**** INFORMATION SHOWN

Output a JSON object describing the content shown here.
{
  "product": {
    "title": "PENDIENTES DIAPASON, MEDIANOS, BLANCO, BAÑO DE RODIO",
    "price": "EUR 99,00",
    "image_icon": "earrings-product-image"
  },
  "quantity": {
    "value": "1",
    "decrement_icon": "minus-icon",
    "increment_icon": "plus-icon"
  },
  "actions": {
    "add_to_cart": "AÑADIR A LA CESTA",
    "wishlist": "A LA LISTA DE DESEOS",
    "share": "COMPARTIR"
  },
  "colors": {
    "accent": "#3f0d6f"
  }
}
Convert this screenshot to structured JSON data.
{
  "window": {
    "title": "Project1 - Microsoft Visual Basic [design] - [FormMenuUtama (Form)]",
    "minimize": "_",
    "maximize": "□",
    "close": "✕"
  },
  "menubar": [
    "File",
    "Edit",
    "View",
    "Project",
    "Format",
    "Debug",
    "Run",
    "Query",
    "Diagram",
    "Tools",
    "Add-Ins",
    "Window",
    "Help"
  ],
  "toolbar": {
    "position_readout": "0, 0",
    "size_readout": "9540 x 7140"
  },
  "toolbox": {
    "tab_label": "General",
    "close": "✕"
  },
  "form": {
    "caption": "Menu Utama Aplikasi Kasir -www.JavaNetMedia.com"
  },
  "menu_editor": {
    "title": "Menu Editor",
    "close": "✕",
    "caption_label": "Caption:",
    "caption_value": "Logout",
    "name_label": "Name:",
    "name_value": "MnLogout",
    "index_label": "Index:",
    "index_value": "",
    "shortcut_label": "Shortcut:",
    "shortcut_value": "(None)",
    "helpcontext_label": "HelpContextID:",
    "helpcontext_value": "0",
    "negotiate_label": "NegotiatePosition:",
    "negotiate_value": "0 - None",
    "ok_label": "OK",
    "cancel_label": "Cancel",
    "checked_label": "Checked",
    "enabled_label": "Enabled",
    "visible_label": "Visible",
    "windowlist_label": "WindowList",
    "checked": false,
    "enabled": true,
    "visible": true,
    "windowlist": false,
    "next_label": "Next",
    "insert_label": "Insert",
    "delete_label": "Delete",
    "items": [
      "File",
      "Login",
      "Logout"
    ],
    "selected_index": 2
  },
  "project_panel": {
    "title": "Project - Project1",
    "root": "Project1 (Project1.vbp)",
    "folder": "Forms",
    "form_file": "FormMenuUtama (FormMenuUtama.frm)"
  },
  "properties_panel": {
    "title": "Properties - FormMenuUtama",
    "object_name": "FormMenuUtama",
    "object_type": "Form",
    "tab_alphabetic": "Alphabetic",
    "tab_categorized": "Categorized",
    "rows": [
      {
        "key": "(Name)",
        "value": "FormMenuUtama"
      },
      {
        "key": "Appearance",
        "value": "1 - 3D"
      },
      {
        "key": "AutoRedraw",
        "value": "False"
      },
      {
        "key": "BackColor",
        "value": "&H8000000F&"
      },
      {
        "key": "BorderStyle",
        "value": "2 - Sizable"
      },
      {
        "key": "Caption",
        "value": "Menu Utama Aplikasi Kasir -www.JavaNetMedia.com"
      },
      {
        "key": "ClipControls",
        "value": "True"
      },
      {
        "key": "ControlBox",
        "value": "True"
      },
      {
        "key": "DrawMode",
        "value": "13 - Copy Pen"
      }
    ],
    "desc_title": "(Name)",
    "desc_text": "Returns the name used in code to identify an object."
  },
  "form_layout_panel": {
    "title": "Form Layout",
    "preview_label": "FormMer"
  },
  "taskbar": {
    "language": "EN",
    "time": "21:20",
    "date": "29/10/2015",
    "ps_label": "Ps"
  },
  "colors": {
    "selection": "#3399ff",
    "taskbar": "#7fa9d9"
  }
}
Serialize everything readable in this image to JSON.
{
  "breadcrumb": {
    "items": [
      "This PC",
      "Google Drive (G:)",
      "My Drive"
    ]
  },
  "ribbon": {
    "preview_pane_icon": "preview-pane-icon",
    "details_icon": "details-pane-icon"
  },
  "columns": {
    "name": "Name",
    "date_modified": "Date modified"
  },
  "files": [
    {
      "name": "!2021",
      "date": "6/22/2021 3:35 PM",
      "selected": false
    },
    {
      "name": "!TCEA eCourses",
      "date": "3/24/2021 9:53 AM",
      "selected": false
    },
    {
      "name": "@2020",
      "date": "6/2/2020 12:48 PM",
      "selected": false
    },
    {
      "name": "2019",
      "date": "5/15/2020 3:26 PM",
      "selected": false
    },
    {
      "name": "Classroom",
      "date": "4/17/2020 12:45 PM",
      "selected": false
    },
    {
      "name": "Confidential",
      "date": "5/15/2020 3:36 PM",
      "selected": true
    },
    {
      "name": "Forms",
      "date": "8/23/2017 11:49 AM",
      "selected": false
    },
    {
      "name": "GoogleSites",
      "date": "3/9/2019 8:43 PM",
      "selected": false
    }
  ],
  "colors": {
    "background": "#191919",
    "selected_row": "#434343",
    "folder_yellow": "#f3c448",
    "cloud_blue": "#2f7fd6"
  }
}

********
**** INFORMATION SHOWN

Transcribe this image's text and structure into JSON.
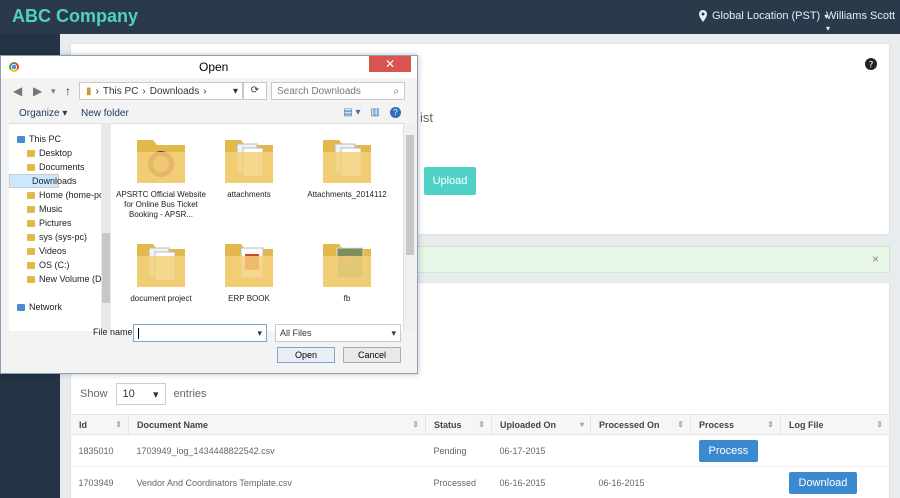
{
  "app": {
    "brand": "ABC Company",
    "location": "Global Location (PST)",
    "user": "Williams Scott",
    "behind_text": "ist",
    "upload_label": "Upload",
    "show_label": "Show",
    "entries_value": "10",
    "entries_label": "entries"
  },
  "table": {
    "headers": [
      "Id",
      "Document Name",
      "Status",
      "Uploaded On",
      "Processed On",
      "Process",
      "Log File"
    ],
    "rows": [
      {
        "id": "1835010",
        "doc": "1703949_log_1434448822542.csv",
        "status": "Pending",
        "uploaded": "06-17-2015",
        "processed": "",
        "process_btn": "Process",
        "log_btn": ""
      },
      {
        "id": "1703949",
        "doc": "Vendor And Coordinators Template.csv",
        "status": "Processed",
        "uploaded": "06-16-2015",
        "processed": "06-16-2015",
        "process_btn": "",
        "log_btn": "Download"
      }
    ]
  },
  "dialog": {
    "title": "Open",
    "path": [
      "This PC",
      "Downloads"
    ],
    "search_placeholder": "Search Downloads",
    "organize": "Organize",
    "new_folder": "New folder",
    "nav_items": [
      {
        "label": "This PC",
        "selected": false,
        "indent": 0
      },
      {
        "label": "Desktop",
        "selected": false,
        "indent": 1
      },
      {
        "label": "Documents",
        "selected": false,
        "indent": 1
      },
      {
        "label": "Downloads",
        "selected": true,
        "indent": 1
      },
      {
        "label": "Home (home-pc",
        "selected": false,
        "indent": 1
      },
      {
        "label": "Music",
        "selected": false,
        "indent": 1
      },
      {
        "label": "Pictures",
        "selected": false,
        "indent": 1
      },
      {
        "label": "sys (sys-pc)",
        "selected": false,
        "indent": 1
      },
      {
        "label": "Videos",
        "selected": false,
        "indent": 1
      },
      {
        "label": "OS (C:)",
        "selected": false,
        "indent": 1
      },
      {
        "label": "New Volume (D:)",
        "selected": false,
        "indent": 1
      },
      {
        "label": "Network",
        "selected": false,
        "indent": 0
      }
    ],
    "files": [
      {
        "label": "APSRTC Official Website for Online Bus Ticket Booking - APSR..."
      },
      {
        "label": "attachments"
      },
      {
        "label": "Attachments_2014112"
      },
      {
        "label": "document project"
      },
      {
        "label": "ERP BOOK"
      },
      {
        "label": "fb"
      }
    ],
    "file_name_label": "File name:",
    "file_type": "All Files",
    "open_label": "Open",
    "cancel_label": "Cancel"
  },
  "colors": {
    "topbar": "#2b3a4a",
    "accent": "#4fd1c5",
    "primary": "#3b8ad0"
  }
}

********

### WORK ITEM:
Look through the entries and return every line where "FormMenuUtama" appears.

### COMPLETED EXERCISE:
    "title": "Project1 - Microsoft Visual Basic [design] - [FormMenuUtama (Form)]",
    "form_file": "FormMenuUtama (FormMenuUtama.frm)"
    "title": "Properties - FormMenuUtama",
    "object_name": "FormMenuUtama",
        "value": "FormMenuUtama"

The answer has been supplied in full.